Date of Inspection: 25 January 2012
Date of Publication: 24 February 2012
Inspection Report published 24 February 2012 PDF

Before people are given any examination, care, treatment or support, they should be asked if they agree to it (outcome 2)

Meeting this standard

We checked that people who use this service

  • Where they are able, give valid consent to the examination, care, treatment and support they receive.
  • Understand and know how to change any decisions about examination, care, treatment and support that has been previously agreed.
  • Can be confident that their human rights are respected and taken into account.

How this check was done

Our judgement

Care and treatment were explained to patients in a way that they understood and arrangements were in place for obtaining valid consent to care and treatment.

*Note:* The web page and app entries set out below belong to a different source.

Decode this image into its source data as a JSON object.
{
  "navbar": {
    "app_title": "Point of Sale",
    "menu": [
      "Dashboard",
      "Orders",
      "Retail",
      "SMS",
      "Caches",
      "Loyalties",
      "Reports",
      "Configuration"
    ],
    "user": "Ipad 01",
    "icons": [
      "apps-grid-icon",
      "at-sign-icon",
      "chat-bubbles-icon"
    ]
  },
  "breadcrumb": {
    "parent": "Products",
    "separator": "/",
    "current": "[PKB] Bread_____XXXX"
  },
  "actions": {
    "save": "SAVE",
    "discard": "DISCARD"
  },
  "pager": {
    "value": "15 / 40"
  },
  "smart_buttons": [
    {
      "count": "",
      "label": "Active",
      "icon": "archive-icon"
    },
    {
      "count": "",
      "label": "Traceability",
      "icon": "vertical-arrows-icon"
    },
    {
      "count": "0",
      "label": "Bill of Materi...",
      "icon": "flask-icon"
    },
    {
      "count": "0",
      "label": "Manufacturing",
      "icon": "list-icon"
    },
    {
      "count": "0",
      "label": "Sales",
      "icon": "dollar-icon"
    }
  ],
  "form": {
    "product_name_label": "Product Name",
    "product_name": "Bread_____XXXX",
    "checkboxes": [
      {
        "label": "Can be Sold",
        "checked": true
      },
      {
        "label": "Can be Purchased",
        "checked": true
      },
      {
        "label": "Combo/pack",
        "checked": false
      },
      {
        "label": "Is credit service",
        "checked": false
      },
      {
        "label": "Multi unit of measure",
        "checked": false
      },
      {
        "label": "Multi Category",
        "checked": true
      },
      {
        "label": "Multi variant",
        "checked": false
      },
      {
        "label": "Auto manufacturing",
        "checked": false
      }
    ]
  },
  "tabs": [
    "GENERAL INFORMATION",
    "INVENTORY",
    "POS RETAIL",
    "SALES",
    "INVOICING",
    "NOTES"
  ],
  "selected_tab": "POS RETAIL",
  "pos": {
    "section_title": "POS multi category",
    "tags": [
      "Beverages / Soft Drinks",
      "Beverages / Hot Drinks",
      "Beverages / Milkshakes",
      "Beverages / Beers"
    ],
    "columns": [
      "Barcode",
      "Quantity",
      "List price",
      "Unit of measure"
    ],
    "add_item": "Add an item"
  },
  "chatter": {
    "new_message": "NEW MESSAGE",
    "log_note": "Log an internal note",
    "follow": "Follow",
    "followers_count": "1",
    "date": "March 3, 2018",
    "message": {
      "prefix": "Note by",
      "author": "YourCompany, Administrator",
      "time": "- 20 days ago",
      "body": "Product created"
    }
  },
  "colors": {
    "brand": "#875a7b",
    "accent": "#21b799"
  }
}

Overall, we found that BMI The Garden Hospital was meeting this essential standard.

User experience

We spoke with some patients who had undergone surgical procedures at the hospital and were admitted to the in-patient ward. They told us that the consultant had discussed the surgery with them in detail before they were asked to give their consent. They had felt able to ask questions and said that everything had been explained in a way that they understood.

Patients told us they had been given booklets explaining the surgery to them and had been told about alternative treatments that did not involve surgery. One patient said he had not been ‘pushed’ into surgery and had been told about different options. Everyone confirmed that they had given written consent for the surgery to take place.

We saw a leaflet rack in the hospital reception area containing information leaflets on a range of treatments and topics relevant to patient care.

Other evidence

We looked at healthcare records of patients who had undergone breast enhancement surgery at the hospital. These showed that the risks and benefits of the surgery had been explained to them. Consent forms included a statement of serious or frequently occurring risks of the particular surgery to be performed. These had been signed by the patient to show they understood the risks.

The hospital had carried out an audit of consent to care and treatment in October 2011. A review of a sample of patient records confirmed that all patients had been asked for and had given their consent. Patients had signed consent forms and said they understood the risks and benefits of treatment explained to them by the consultant.